- **Task brief**:
Filter the material, keeping only lines with the word "learn".

——————

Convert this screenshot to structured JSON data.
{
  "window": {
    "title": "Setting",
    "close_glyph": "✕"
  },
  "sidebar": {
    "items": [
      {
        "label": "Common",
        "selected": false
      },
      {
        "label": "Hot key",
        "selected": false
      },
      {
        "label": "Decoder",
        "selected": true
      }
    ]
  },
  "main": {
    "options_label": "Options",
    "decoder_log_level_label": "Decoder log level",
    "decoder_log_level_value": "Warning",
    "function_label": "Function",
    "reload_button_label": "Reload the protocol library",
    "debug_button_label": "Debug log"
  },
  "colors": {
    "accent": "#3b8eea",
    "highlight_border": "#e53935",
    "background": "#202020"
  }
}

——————

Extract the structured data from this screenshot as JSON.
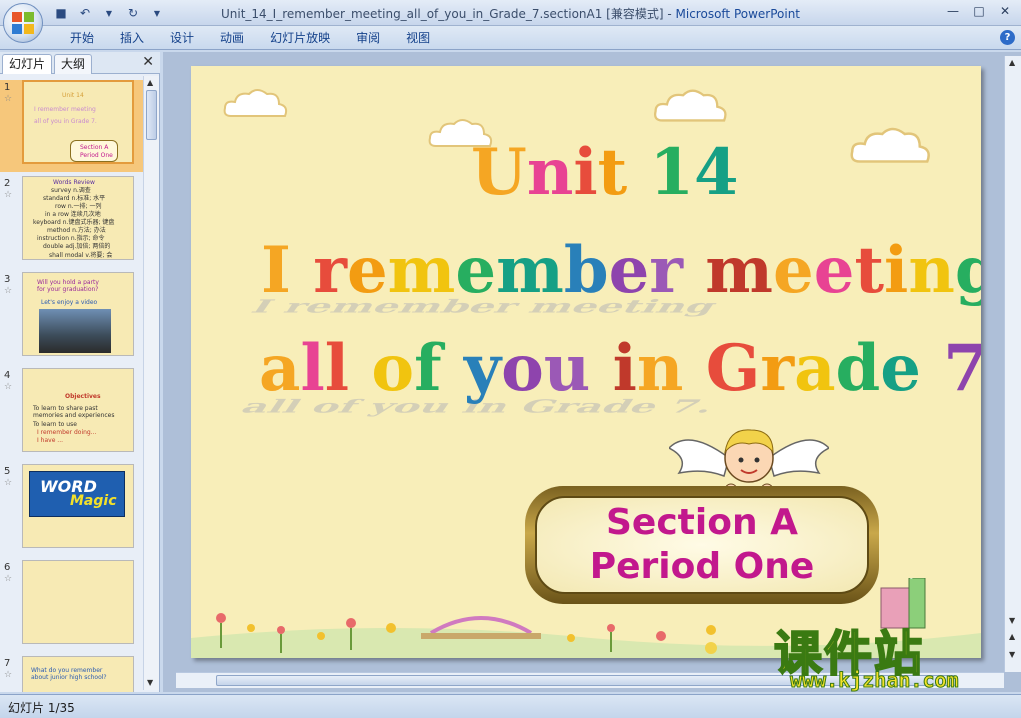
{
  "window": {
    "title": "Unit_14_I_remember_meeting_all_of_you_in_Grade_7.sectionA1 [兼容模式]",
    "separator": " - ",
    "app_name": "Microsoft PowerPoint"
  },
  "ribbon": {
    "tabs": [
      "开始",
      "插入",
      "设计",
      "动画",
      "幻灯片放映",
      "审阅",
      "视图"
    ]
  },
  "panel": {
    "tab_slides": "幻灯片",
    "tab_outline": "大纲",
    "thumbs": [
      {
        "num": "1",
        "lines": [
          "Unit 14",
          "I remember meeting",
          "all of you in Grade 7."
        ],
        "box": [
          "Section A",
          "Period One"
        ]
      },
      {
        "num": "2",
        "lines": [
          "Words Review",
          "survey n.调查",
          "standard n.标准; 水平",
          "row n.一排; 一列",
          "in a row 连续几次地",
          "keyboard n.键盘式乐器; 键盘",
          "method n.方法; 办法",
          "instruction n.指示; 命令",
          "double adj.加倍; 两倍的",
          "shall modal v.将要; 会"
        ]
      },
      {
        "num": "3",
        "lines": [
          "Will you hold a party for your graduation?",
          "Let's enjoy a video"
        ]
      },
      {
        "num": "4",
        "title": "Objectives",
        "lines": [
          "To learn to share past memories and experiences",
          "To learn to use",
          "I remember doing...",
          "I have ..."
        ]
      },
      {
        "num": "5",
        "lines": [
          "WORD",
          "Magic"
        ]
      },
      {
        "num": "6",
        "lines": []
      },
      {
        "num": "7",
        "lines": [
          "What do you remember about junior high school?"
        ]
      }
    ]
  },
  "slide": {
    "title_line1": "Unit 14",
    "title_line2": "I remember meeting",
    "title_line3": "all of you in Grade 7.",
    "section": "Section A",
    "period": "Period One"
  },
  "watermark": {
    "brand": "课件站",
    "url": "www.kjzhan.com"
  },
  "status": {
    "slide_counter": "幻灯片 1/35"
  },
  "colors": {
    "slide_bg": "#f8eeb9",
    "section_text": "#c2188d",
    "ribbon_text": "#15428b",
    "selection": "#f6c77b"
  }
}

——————

- **Task solution**:
          "To learn to share past memories and experiences",
          "To learn to use",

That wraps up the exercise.